In the July issue a sentence was left out of the article on the story of accreditation at CME (second section of "Obtaining the Charter—C-Rating), by Margaret R. White. Under the subheading, "Articles of Incorporation, December, 1909," on page 32, two historic dates are mentioned, but the second and more important, May 11, 1910, was omitted. The paragraph should read: "Two months later, on December 9, 1909, the Articles of Corporation for the College of Medical Evangelists were signed and recorded in Los Angeles. On May 11, 1910, the Articles of Corporation which consolidated the Loma Linda Sanitarium and CME into one corporation were signed. These two dates are history."—Editors.
1 "Report to the Constituency," January 27, 1913; G. A. Irwin, Board Minutes of the College of Medical Evangelists, 1911-1917, p. 85.

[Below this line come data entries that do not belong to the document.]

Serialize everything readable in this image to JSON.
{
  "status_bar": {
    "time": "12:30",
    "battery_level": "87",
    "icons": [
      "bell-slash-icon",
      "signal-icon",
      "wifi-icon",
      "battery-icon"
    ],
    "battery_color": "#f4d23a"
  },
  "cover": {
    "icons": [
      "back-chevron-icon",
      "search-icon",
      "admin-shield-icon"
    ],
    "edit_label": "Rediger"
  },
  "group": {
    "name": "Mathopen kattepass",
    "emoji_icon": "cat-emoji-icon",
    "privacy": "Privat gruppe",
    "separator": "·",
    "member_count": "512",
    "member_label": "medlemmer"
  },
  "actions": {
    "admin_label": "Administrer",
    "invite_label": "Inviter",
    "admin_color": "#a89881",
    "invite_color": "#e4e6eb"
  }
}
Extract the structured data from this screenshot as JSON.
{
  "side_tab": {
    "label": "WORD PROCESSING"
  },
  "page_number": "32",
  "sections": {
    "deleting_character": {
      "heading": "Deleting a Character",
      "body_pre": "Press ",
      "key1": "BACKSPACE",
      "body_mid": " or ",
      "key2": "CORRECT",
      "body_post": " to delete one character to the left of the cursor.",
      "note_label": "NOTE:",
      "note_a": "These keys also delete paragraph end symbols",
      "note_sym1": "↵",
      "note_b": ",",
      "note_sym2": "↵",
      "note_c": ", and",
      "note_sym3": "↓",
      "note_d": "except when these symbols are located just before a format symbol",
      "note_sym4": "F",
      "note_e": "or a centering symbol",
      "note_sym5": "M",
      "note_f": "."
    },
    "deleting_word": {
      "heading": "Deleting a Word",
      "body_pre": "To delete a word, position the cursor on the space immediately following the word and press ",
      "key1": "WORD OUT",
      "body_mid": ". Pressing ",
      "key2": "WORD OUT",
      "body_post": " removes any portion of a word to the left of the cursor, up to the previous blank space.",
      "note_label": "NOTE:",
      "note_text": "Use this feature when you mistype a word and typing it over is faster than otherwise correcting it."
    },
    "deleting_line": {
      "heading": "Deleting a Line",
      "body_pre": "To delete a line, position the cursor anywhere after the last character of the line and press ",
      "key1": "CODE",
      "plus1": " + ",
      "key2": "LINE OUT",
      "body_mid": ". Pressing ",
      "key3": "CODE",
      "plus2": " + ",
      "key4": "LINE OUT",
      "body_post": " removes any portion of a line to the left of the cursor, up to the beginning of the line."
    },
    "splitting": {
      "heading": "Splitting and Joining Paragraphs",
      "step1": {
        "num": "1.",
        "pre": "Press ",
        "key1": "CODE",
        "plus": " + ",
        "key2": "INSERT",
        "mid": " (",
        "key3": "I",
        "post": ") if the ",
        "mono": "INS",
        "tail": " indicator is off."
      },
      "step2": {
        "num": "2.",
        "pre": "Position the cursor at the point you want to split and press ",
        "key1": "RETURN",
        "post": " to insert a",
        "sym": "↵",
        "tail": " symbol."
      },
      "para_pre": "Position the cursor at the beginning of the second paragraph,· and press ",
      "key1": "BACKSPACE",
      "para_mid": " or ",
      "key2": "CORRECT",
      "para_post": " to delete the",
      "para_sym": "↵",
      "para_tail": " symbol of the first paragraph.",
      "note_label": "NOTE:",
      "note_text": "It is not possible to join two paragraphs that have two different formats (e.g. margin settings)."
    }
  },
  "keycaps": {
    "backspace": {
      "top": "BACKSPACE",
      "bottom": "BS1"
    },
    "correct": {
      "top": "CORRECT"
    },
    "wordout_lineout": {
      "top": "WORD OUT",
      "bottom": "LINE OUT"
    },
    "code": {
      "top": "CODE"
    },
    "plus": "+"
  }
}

2 "President's Report 1913," W. A. Ruble, op. cit., p. 91.
3 "Advice to the Loma Linda Board Regarding the Work in Los Angeles," W. C. White, Document File No. 382.2, Historical Records Office, Vernier Radcliffe Memorial Library, Loma Linda.
4 Letter of Percy T. Magan to W. C. White, March 3,1915.
5 "Report of Committee to the brethren ot the (general and North American Division Conferences Assembled in Council at Loma Linda, November, 1915." Document File 382.2, Historical Records Office, Vernier Radcliffe Memorial Library.
6 "Chronological Arrangement of Events in the Life of Percy T. Magan," E. A. Sutherland, Historical Records Office, Vernier Radcliffe Memorial Library.
(All letters referred to are in the correspondence file of the Historical Records Office.)